We all love someone, yet we love in different ways. Even the most miserable or hurtful people deep down have love for others. In the words of one of my favorite movies, “The Last Kiss”, “Every a**hole in the world loves someone, it is what you do to the people you say you love that matters. That’s all that matters”. So do you know how you love or your love style?
I am very sensitive to others and one of my favorite things to do is to show people I care about them. I love surprising others with gifts or kind words. I always want to “fix” everything. For example, a few weeks ago at my job at a chiropractor’s office, a young adult came in who was in extreme pain and crying. I felt so bad for her and wanted to help her feel better and almost teared up. I kept thinking about her throughout the day, hoping she was feeling better. That was someone I barely know!
So I found a quiz online, “What’s Your Love Style?”. The options are: an Avoider (someone who avoids conflict and is happy when they have their own space and are left alone), a Pleaser (someone who wants to please everyone and keep the peace), a Vacillator (someone who picks a fight with others and are very sensitive to other’s comments), a Controller (someone who had to grow up and get tough and needs to be in control of all situations), or a Victim (someone who has gone through a lot in life and just wants to get through the rest of life without conflicts).
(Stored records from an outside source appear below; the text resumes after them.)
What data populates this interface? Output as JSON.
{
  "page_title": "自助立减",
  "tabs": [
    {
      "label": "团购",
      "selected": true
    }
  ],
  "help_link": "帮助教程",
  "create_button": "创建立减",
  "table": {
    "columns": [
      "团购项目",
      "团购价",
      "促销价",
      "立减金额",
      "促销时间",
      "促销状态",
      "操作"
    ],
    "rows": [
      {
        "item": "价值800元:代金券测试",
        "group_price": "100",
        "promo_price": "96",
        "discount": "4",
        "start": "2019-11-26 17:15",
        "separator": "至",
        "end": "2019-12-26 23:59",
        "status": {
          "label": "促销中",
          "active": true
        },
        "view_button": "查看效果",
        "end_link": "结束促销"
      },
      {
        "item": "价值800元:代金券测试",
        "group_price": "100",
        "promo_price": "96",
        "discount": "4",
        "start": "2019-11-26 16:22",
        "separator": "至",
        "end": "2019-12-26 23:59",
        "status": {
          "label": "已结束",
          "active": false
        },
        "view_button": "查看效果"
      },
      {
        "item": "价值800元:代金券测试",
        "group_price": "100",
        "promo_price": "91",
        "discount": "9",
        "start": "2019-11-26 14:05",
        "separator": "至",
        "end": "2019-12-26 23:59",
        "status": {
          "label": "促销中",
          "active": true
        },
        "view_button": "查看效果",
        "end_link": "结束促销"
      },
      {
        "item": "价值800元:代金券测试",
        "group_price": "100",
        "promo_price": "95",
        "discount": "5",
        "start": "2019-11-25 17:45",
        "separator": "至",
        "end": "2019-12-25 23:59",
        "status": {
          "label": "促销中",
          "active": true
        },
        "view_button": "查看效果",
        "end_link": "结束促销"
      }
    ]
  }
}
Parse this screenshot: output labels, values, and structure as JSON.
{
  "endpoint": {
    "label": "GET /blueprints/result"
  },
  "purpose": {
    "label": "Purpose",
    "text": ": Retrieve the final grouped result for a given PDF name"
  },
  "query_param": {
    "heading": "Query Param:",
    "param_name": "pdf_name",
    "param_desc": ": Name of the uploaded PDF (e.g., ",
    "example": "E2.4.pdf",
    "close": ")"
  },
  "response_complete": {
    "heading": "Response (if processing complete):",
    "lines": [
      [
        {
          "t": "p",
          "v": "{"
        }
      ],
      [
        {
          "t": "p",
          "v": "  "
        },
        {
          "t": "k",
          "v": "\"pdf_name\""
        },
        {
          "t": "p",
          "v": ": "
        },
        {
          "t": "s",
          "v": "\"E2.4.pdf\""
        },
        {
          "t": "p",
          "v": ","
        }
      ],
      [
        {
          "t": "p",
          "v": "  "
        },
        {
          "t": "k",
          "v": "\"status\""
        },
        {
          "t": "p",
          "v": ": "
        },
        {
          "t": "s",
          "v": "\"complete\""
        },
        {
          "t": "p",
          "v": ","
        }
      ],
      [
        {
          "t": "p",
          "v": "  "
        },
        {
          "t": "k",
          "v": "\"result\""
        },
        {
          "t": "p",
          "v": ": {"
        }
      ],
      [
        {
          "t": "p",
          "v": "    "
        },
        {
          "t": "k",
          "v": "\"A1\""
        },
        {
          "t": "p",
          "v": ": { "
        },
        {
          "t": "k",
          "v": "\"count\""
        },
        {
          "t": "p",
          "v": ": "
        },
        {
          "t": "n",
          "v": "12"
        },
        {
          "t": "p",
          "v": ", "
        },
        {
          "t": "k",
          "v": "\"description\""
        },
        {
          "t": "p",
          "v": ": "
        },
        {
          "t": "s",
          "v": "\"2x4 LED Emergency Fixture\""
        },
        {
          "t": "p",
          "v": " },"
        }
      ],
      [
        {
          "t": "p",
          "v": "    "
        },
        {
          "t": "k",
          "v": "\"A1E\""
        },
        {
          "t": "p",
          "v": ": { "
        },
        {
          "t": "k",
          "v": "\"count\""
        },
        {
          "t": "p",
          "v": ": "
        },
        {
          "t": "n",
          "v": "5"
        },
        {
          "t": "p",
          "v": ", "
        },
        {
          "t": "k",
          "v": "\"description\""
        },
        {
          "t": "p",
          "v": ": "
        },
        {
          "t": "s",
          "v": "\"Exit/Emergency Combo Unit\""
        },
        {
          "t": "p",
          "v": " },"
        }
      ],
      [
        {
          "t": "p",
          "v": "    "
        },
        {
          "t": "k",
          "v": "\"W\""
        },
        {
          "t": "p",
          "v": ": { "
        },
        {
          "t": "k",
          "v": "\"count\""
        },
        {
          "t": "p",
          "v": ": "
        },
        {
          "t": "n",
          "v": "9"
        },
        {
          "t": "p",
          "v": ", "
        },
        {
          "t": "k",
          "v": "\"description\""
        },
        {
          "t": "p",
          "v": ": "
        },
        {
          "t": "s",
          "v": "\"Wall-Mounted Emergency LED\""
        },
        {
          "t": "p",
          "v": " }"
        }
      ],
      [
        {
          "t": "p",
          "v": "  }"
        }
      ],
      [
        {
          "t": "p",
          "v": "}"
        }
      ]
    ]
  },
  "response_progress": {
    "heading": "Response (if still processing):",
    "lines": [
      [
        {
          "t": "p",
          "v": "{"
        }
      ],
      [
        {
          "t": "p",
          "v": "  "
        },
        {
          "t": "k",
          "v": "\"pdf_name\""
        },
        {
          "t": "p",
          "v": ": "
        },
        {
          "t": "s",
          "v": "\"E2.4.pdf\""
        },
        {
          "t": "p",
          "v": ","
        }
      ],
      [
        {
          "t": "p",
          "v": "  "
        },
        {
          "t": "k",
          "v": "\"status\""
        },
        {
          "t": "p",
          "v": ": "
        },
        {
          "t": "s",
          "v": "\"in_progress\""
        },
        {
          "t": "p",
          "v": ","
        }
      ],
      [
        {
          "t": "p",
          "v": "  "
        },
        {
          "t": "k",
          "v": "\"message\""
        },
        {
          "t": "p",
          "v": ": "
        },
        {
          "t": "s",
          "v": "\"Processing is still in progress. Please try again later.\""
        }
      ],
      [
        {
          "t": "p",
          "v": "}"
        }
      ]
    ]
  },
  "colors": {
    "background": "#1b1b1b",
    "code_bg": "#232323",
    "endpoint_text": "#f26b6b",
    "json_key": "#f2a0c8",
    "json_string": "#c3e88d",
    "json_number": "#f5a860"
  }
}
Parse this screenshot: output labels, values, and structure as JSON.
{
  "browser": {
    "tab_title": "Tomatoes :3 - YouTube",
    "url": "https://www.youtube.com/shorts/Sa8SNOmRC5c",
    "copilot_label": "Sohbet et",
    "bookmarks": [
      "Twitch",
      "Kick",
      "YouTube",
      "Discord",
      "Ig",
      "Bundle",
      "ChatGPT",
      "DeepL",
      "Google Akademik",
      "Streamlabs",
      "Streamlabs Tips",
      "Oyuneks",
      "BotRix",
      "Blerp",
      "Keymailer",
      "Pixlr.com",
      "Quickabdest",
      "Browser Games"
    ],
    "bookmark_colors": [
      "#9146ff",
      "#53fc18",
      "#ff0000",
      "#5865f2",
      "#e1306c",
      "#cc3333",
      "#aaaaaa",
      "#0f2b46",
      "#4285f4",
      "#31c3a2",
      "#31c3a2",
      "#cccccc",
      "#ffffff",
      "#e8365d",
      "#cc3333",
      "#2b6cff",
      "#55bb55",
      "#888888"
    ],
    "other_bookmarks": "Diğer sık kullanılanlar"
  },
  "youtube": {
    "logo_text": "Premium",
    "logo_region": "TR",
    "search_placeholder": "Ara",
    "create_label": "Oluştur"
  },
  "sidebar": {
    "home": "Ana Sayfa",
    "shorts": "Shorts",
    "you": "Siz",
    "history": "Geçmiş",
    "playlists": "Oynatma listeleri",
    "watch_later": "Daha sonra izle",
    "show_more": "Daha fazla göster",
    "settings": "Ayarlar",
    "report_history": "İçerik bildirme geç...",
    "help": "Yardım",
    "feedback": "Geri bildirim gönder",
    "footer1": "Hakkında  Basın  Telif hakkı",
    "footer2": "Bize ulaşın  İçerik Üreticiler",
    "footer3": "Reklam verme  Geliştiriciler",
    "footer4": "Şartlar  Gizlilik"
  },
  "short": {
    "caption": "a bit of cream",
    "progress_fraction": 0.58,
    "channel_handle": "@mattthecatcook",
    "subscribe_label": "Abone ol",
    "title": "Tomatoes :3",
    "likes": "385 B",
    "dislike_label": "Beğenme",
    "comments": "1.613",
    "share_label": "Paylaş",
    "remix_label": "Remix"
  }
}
Can you guess which one I was? You guessed it… a Pleaser. Here’s what the quiz results told me:
“Pleasers usually grow up in a home with an overly protective or angry critical parent. Pleaser children do everything they can to “be good” and avoid troubling their reactive parent. These kids don’t get comfort: rather, they spend their energy comforting or appeasing their troublesome parent. As adults, Pleasers tend to continually monitor the moods of others around them to keep everyone happy. Eventually, they can become resentful and break down or leave the relationship.
How can I grow?
Pleasers are given to anxiety. Due to growing up trying to keep a demanding or over-protective parent satisfied, you learned to continually monitor other’s moods in order to predict their needs. While taking care of everyone is well-intentioned, it’s likely that you neglect your own needs in the process, which can eventually lead to break-down.
Notice your daily level of anxiety and be aware of its physical effect on your body. Stress can manifest in a variety of ways such as stomach cramps, tense muscles, and headaches.
Observe the many ways you “leave yourself” by minimizing your needs, giving in to others, deferring decisions, and tolerating disrespect. Rejection isn’t deadly and anger is a necessary emotion.
Notice when your helping is really “rescuing,” and work on your own fears, insecurities, and co-dependence issues.
Acknowledge that much of your “giving” serves to reduce your anxiety and gain acceptance and is not always in other’s best interest.
Learn to be comfortable alone without interpreting other’s need for space as a sign of rejection.
Learn to have boundaries, say “No,” and express frustration directly rather than indirectly.
Give thought to how you feel, what you want, and what you need and learn to say this out loud in a concise manner. Taking care of yourself will help reduce your anxiety.”
I thought this was very interesting. I love learning new things about myself and ways that I can grow. While I know I will probably always be sensitive, hate any conflict and love showering friends and family with love, I know that I can work harder on saying “no”, not feeling like I need to please everyone all the time and be happy even when someone may be upset with me.
Share with us your quiz results!